This past month I celebrated two milestones in the twittersphere. First I hit my two year anniversary of using Twitter and second I reached the 1,000 follower mark. Personally, I’ve never put a lot of weight into follower numbers. They can easily be inflated, they don’t illustrate any sort of real influence, and ultimately unless you are using follower numbers as a goal, they don’t offer a lot in terms of the measure of success.
That being said, about a week or so ago the Twitter follower tracking service, Qwitter began sending out e-mails again that notify you when someone has stopped following you. It was in that moment that I started thinking about how using tracking services like Qwitter could provide an opportunity for businesses to help improve their efforts on Twitter.
The data collected from Qwitter provides businesses with a means of following up with people who stopped following their business on Twitter; people that could potentially provide some insight as to why the company is losing followers. While this method isn’t flawless, it’s nothing new in terms of customer feedback and research. Oftentimes when we unsubscribe or cancel a service we will receive a follow up questionnaire or be directed to a short form to provide feedback as to why we have opted to discontinue the service. This same method could be applied using information from Qwitter.
Businesses could create a Twitter specific landing page that has a short questionnaire asking visitors why they stopped following the business on twitter. Then, using the e-mails sent from Qwitter they could sort through the un-follow notifications and contact legitimate followers (you know the one’s who aren’t playing the twit it and quit it game trying to sell you on their get rich quick schemes) via a tweet asking them to provide feedback as to why they stopped following the business on Twitter. Were you tweeting too much? Were you not engaging enough? Was it all about you, and not about your audience? These are the kinds of questions you could ask in your questionnaire to aid in your efforts.
Does this open the door for some criticism because of an open tweet to a fellow twitter user about un-following you? Sure it does, but if you use it in a way that is right for your business and can benefit the social media efforts of your company as a whole then I think the good outweigh the bad.
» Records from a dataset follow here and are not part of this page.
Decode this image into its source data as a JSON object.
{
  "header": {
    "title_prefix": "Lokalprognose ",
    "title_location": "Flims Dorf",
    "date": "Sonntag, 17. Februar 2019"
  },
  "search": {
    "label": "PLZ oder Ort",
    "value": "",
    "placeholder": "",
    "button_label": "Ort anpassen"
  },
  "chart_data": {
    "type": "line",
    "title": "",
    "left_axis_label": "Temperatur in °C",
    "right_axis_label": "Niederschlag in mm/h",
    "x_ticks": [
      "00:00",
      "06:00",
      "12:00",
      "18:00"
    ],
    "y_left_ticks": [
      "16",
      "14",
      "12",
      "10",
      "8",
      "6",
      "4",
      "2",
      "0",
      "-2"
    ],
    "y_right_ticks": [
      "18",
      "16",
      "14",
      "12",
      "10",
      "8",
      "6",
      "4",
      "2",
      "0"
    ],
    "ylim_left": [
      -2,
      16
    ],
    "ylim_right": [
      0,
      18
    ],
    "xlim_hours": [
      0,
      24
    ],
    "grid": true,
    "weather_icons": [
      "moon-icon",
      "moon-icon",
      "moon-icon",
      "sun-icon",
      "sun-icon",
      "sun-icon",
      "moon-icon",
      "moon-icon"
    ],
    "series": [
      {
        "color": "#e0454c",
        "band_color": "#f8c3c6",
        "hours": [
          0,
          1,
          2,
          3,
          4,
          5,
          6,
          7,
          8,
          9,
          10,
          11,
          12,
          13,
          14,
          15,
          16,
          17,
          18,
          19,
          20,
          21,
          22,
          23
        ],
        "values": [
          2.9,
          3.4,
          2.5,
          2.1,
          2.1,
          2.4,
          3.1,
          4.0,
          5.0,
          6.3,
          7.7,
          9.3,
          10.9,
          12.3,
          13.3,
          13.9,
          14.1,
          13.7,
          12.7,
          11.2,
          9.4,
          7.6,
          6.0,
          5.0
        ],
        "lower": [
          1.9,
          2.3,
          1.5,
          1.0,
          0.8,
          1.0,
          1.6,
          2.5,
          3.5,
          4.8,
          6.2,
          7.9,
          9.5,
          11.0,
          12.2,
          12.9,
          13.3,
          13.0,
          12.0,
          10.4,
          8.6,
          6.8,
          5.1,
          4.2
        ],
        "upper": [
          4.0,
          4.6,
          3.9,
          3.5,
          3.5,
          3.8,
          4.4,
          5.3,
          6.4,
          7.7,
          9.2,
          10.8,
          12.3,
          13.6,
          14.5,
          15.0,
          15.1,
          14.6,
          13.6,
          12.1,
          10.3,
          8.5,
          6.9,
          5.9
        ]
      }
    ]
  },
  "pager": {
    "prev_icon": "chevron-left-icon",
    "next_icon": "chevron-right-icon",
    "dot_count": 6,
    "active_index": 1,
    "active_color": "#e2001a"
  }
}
If you’re afraid of engaging followers this way you could always look for other opportunities to contact them outside the socialsphere, but you will be forced to invest that much more time and effort into the process.